City Creek Construction’s Specialty

City Creek Construction has a deep understanding of the impact a well planned, and expertly constructed space has on its inhabitants. We strive to build spaces that prove to be a positive investment, and not a necessary cost for companies.

Workplace culture is the most important factor to take into account when designing office spaces.

The research, contained in a white paper produced by the US office furniture giant Haworth, found that organizational culture is a more important consideration than efficiency and performance when it comes to office design.

“No matter how strong an organization’s planned procedures, culture trumps strategy when the two are not aligned.”

The research points out that the workplace is usually viewed as a cost rather than a driver of performance, with emphasis often placed on factors such as increasing worker density and introducing homogenous workstations.

Research suggests that architecture, interior design and furnishings provide a tangible way to support – or even change – the culture of an organization.

Case Studies and Examples

Pandora’s small meeting spaces, designed by abastudio, feature fabric-covered fiberglass acoustic panels to keep sound from reverberating.

Photo © Durston Saylor, Courtesy of B.R. Fries/Abastudio

Brad Lynch of Brininstool + Lynch helped Enova transition to a culture of open design.

Photo © Christopher Barrett Photographer

Gensler’s 888 Brannan Street project in San Francisco converted the former Eveready Battery Company warehouse into four floors of workspaces. Many offices, including those of Airbnb, open directly to a multistory central atrium with green wall.

Photo © Joe Fletcher, Courtesy of Gensler

Wide open spaces: Gensler’s downtown Los Angeles office.

Photo © Farshid Assassi

Gensler’s Menlo Park Facebook project converted ta giant warehouse into the new Facebook offices. They chose to keep many of the features of the original warehouse visible in the new build, the character is what counts.

Photo ©  Courtesy of Gensler

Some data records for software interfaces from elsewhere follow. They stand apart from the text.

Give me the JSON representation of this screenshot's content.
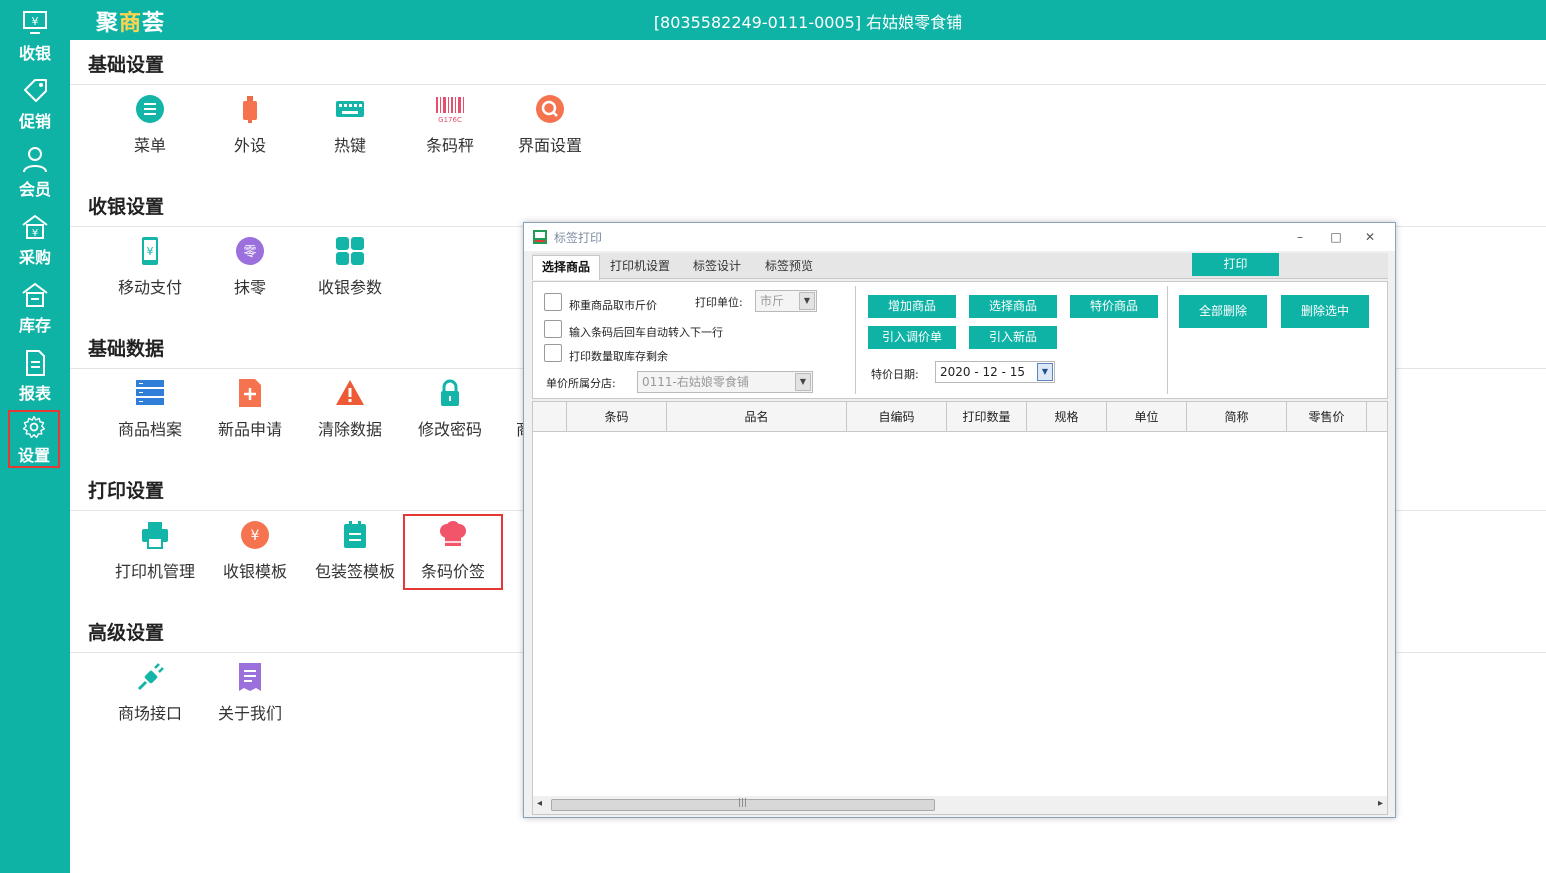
{
  "app": {
    "logo_main": "聚",
    "logo_accent": "商",
    "logo_tail": "荟",
    "store_title": "[8035582249-0111-0005] 右姑娘零食铺"
  },
  "sidebar": {
    "items": [
      {
        "label": "收银",
        "icon": "cashier-icon"
      },
      {
        "label": "促销",
        "icon": "promotion-tag-icon"
      },
      {
        "label": "会员",
        "icon": "member-icon"
      },
      {
        "label": "采购",
        "icon": "purchase-icon"
      },
      {
        "label": "库存",
        "icon": "inventory-icon"
      },
      {
        "label": "报表",
        "icon": "report-icon"
      },
      {
        "label": "设置",
        "icon": "gear-icon",
        "active": true
      }
    ]
  },
  "sections": [
    {
      "title": "基础设置",
      "tiles": [
        {
          "label": "菜单",
          "icon": "menu-list-icon"
        },
        {
          "label": "外设",
          "icon": "peripheral-icon"
        },
        {
          "label": "热键",
          "icon": "keyboard-icon"
        },
        {
          "label": "条码秤",
          "icon": "barcode-scale-icon",
          "icon_text": "G176C"
        },
        {
          "label": "界面设置",
          "icon": "interface-settings-icon"
        }
      ]
    },
    {
      "title": "收银设置",
      "tiles": [
        {
          "label": "移动支付",
          "icon": "mobile-pay-icon"
        },
        {
          "label": "抹零",
          "icon": "round-off-icon",
          "icon_text": "零"
        },
        {
          "label": "收银参数",
          "icon": "cashier-params-icon"
        }
      ]
    },
    {
      "title": "基础数据",
      "tiles": [
        {
          "label": "商品档案",
          "icon": "product-archive-icon"
        },
        {
          "label": "新品申请",
          "icon": "new-product-icon"
        },
        {
          "label": "清除数据",
          "icon": "clear-data-warning-icon"
        },
        {
          "label": "修改密码",
          "icon": "lock-icon"
        },
        {
          "label": "商",
          "icon": "hidden-tile-icon"
        }
      ]
    },
    {
      "title": "打印设置",
      "tiles": [
        {
          "label": "打印机管理",
          "icon": "printer-icon"
        },
        {
          "label": "收银模板",
          "icon": "cashier-template-icon"
        },
        {
          "label": "包装签模板",
          "icon": "package-label-icon"
        },
        {
          "label": "条码价签",
          "icon": "barcode-price-tag-icon",
          "highlighted": true
        }
      ]
    },
    {
      "title": "高级设置",
      "tiles": [
        {
          "label": "商场接口",
          "icon": "plug-interface-icon"
        },
        {
          "label": "关于我们",
          "icon": "about-doc-icon"
        }
      ]
    }
  ],
  "dialog": {
    "title": "标签打印",
    "window_controls": {
      "minimize": "–",
      "maximize": "□",
      "close": "✕"
    },
    "tabs": [
      "选择商品",
      "打印机设置",
      "标签设计",
      "标签预览"
    ],
    "print_button": "打印",
    "options": {
      "weigh_price": "称重商品取市斤价",
      "print_unit_label": "打印单位:",
      "print_unit_value": "市斤",
      "auto_next": "输入条码后回车自动转入下一行",
      "qty_from_stock": "打印数量取库存剩余",
      "branch_label": "单价所属分店:",
      "branch_value": "0111-右姑娘零食铺"
    },
    "buttons": {
      "add_product": "增加商品",
      "select_product": "选择商品",
      "special_product": "特价商品",
      "import_price_adjust": "引入调价单",
      "import_new": "引入新品",
      "delete_all": "全部删除",
      "delete_selected": "删除选中"
    },
    "special_date_label": "特价日期:",
    "special_date_value": "2020 - 12 - 15",
    "grid_columns": [
      "",
      "条码",
      "品名",
      "自编码",
      "打印数量",
      "规格",
      "单位",
      "简称",
      "零售价"
    ],
    "grid_rows": [],
    "scroll": {
      "left": "◂",
      "right": "▸",
      "thumb": "|||"
    }
  }
}
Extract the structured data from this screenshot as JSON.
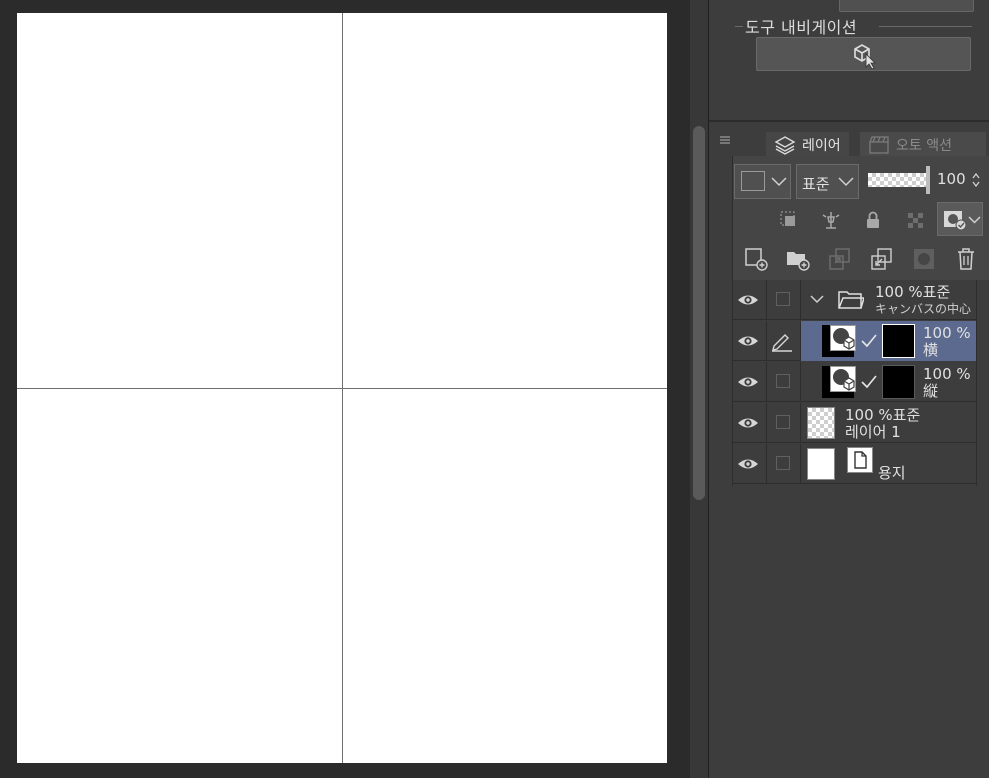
{
  "navigator": {
    "title": "도구 내비게이션"
  },
  "layer_panel": {
    "tabs": [
      {
        "label": "레이어",
        "icon": "layers-icon",
        "active": true
      },
      {
        "label": "오토 액션",
        "icon": "clapper-icon",
        "active": false
      }
    ],
    "blend_mode": "표준",
    "opacity": "100",
    "layers": [
      {
        "name_line1": "100 %표준",
        "name_line2": "キャンバスの中心",
        "type": "folder",
        "expanded": true
      },
      {
        "name_line1": "100 %",
        "name_line2": "横",
        "type": "ruler-layer",
        "selected": true,
        "editing": true
      },
      {
        "name_line1": "100 %",
        "name_line2": "縦",
        "type": "ruler-layer",
        "selected": false
      },
      {
        "name_line1": "100 %표준",
        "name_line2": "레이어 1",
        "type": "raster",
        "selected": false
      },
      {
        "name_line1": "",
        "name_line2": "용지",
        "type": "paper",
        "selected": false
      }
    ]
  },
  "colors": {
    "selected_row": "#5b6a8e",
    "panel_bg": "#3d3d3d",
    "canvas_bg": "#ffffff"
  }
}
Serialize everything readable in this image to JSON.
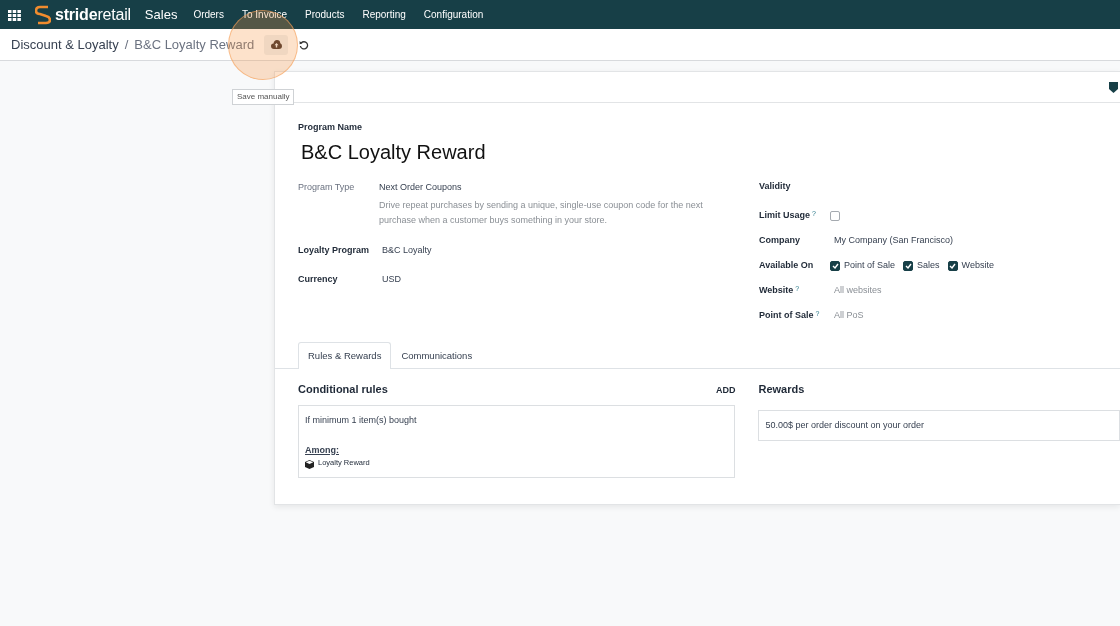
{
  "navbar": {
    "brand": "**stride**retail",
    "app_name": "Sales",
    "menu": [
      "Orders",
      "To Invoice",
      "Products",
      "Reporting",
      "Configuration"
    ]
  },
  "breadcrumb": {
    "parent": "Discount & Loyalty",
    "separator": "/",
    "current": "B&C Loyalty Reward",
    "save_tooltip": "Save manually"
  },
  "form": {
    "name_label": "Program Name",
    "name": "B&C Loyalty Reward",
    "left_fields": [
      {
        "label": "Program Type",
        "label_muted": true,
        "value": "Next Order Coupons",
        "description": "Drive repeat purchases by sending a unique, single-use coupon code for the next purchase when a customer buys something in your store."
      },
      {
        "label": "Loyalty Program",
        "label_muted": false,
        "value": "B&C Loyalty"
      },
      {
        "label": "Currency",
        "label_muted": false,
        "value": "USD"
      }
    ],
    "right_fields": [
      {
        "kind": "heading",
        "label": "Validity"
      },
      {
        "kind": "checkbox",
        "label": "Limit Usage",
        "help": "?",
        "checked": false
      },
      {
        "kind": "text",
        "label": "Company",
        "value": "My Company (San Francisco)"
      },
      {
        "kind": "checkboxes",
        "label": "Available On",
        "options": [
          {
            "label": "Point of Sale",
            "checked": true
          },
          {
            "label": "Sales",
            "checked": true
          },
          {
            "label": "Website",
            "checked": true
          }
        ]
      },
      {
        "kind": "placeholder",
        "label": "Website",
        "help": "?",
        "placeholder": "All websites"
      },
      {
        "kind": "placeholder",
        "label": "Point of Sale",
        "help": "?",
        "placeholder": "All PoS"
      }
    ]
  },
  "tabs": [
    {
      "label": "Rules & Rewards",
      "selected": true
    },
    {
      "label": "Communications",
      "selected": false
    }
  ],
  "rules": {
    "title": "Conditional rules",
    "add": "ADD",
    "items": [
      {
        "text": "If minimum 1 item(s) bought",
        "among_label": "Among:",
        "products": [
          "Loyalty Reward"
        ]
      }
    ]
  },
  "rewards": {
    "title": "Rewards",
    "items": [
      "50.00$ per order discount on your order"
    ]
  }
}
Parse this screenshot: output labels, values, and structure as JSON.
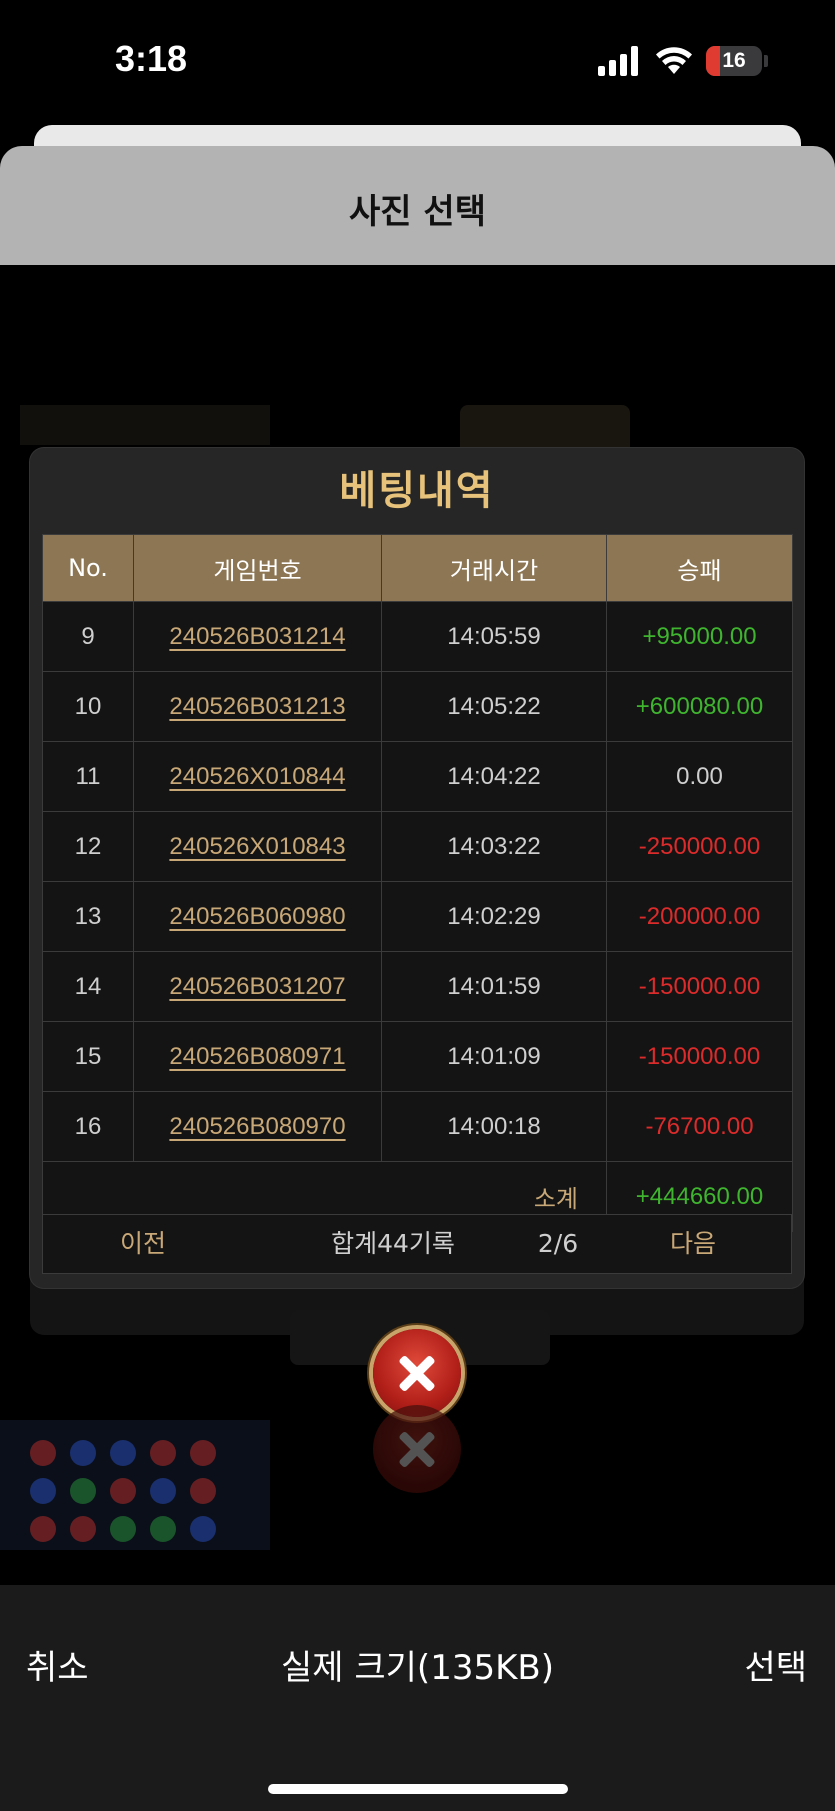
{
  "status_bar": {
    "time": "3:18",
    "battery": "16"
  },
  "header": {
    "title": "사진 선택"
  },
  "modal": {
    "title": "베팅내역",
    "columns": [
      "No.",
      "게임번호",
      "거래시간",
      "승패"
    ],
    "rows": [
      {
        "no": "9",
        "game": "240526B031214",
        "time": "14:05:59",
        "result": "+95000.00",
        "type": "pos"
      },
      {
        "no": "10",
        "game": "240526B031213",
        "time": "14:05:22",
        "result": "+600080.00",
        "type": "pos"
      },
      {
        "no": "11",
        "game": "240526X010844",
        "time": "14:04:22",
        "result": "0.00",
        "type": "zero"
      },
      {
        "no": "12",
        "game": "240526X010843",
        "time": "14:03:22",
        "result": "-250000.00",
        "type": "neg"
      },
      {
        "no": "13",
        "game": "240526B060980",
        "time": "14:02:29",
        "result": "-200000.00",
        "type": "neg"
      },
      {
        "no": "14",
        "game": "240526B031207",
        "time": "14:01:59",
        "result": "-150000.00",
        "type": "neg"
      },
      {
        "no": "15",
        "game": "240526B080971",
        "time": "14:01:09",
        "result": "-150000.00",
        "type": "neg"
      },
      {
        "no": "16",
        "game": "240526B080970",
        "time": "14:00:18",
        "result": "-76700.00",
        "type": "neg"
      }
    ],
    "subtotal": {
      "label": "소계",
      "value": "+444660.00"
    },
    "pager": {
      "prev": "이전",
      "total": "합계44기록",
      "page": "2/6",
      "next": "다음"
    }
  },
  "toolbar": {
    "cancel": "취소",
    "size": "실제 크기(135KB)",
    "select": "선택"
  },
  "colors": {
    "gold": "#c9a877",
    "positive": "#3fb52f",
    "negative": "#dc2b2b",
    "header_bg": "#8c7654"
  }
}
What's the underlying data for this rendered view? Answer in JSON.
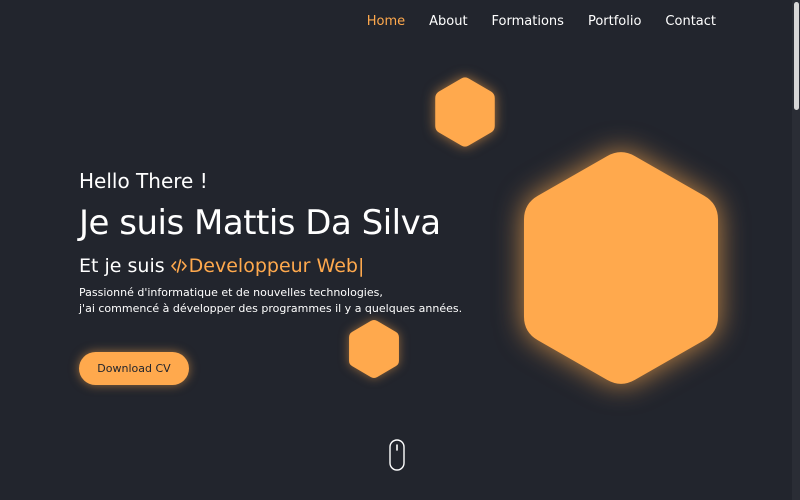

Dropbox‘s San Francisco space, designed by Boor Bridges Architecture in collaboration with Geremia Design, is sleek and modern without feeling sterile. Palm trees and colorful upholstery give the industrial space, outfitted in washed black walnut and raw copper, a touch of warmth.

Image courtesy of Boor Bridges Architecture.

The work area features an open floor plan and several comfortable sitting areas for employees to get together and collaborate. The space takes its design cues from the great outdoors; the slate-colored “rocks” are actually cushions.

Image Courtesy: Bloomberg/Getty Images

Open-source software startup GitHub enlisted interior design firm Studio Hatch to deck its open plan office with gleaming wood and exposed brick.

Image Courtesy: Custom Spaces

Building a Better Space

The office space of the future may not be about trappings or technology as much as the exchange of ideas, with a focus on employee engagement–what some experts are calling the “new sustainability.” 

You can thank the open office movement for starting that conversation, turning concepts such as collaboration and transparency into convention. But the new buzzwords on every workplace designer’s tongue are incubation, cross-pollination, symbiosis and co-working–concepts that are causing even more walls to come down and hierarchies to flatten further. In today’s parlance, the corner office is no longer seen as a prize.

“It’s certainly not as critical as it once was,” says Bruce Fisher, an architect in the New York firm Kohn Pedersen Fox Associates. “What’s becoming more important is the breadth of the floor, and as much visual continuity as possible so you can see someone all the way across the floor. It’s not about Big Brother, but more about staying involved and knowing what’s going on.”

In today’s young, technology-driven workplace, however, all that’s been turned on its head. In our mind, it’s led by a generation that starts out not knowing what an office environment is supposed to be as a real-estate model. Today’s young workers, he explains, consider the office more in terms of what it needs to do for them.